As I always do, I make a list of “to do” stuff for the day. My list on Thursday last week was particularly long. But, I’m a morning person and challenges excite me. I remember thinking that I could get everything done and, with a little good weather, even take the Paddle Pups hunting on Sunday. Plus, there was much to do to prepare for WyNott’s trip to the German Wirehaired Pointer Club of America’s Nationals in southern Illinois. I was, simply, energized and motivated to seize the day and conquer.
Well, that feeling of euphoria was quickly dampened down when I experienced Watson’s first awful (and I mean awful) cough. What was supposed to be three days of productive work quickly got thrown out the window with what was to ensue with a very sick child.

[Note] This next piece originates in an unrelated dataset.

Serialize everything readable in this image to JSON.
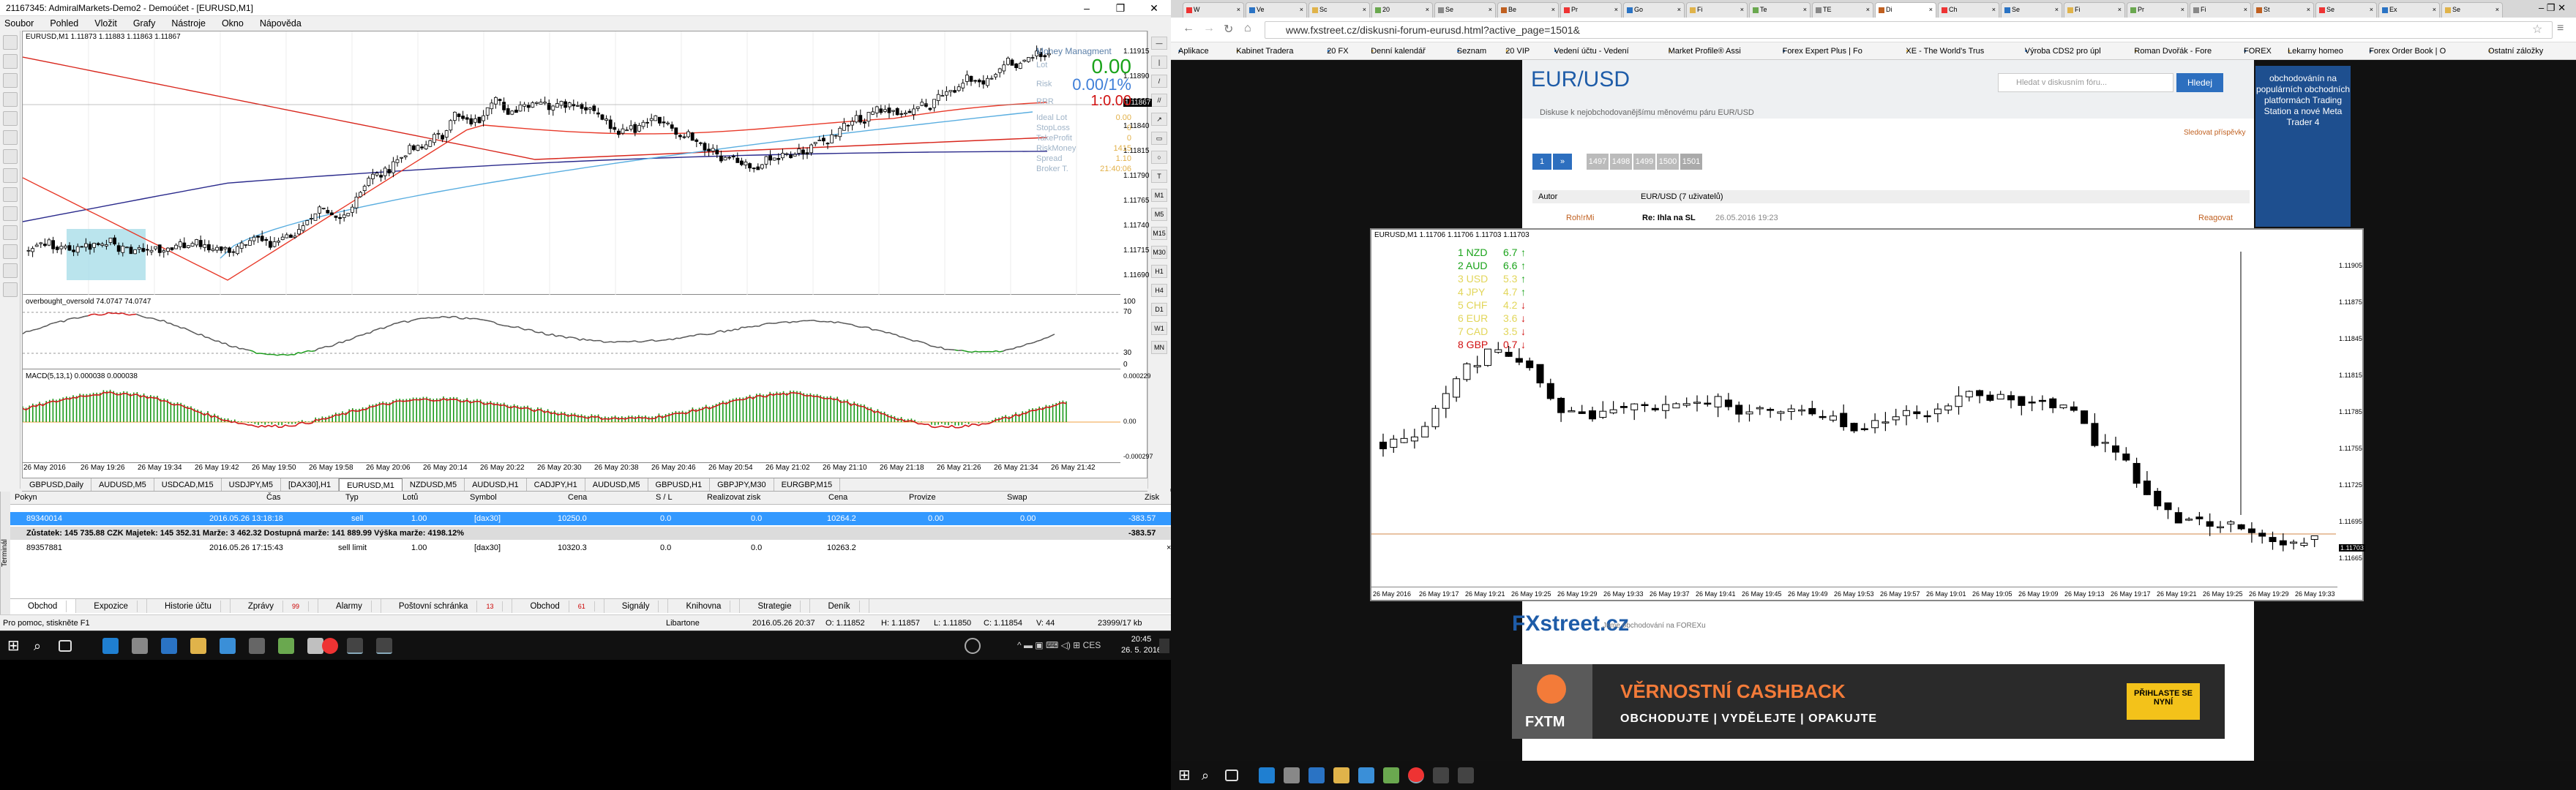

Of course, our plans for our trip out to the Midwest this week had to be canceled, which required loads of emails, and phone calls and shipping out silent auction prizes I had collected.
Our lives, both mine and the Ws, were requiring adjustments and compromises.
I have dealt with many difficult and trying and sad things in my life. But, truthfully, this particular episode made me really think about my parents, as well as all you parents. You’re amazing. Juggling kids and animals and work and home life. Parenthood is a full time, 24/7 proposition. As a parent of only three dogs, I guess I have it a little easier on the difficulty scale. But, after this weekend, I so much more appreciate what it is you all do, day in and day out.
I guess it’s called life, right?
And, when all is said and done – at the end of the day – we have each other. We have our loved ones, whether they’re human or furry, and our passions.
For me, I have my awesome pups; a handful of really close friends, including my dearest pal, Chef Phoebe, that I hold so dear; my family, including my mom up there, and a wonderful restaurant that folks enjoy and for which I am terribly proud.
That’s how my parents did it. That’s how you all do it. You embrace the good, and deal with the bad, and fall asleep knowing that there’s yet another day.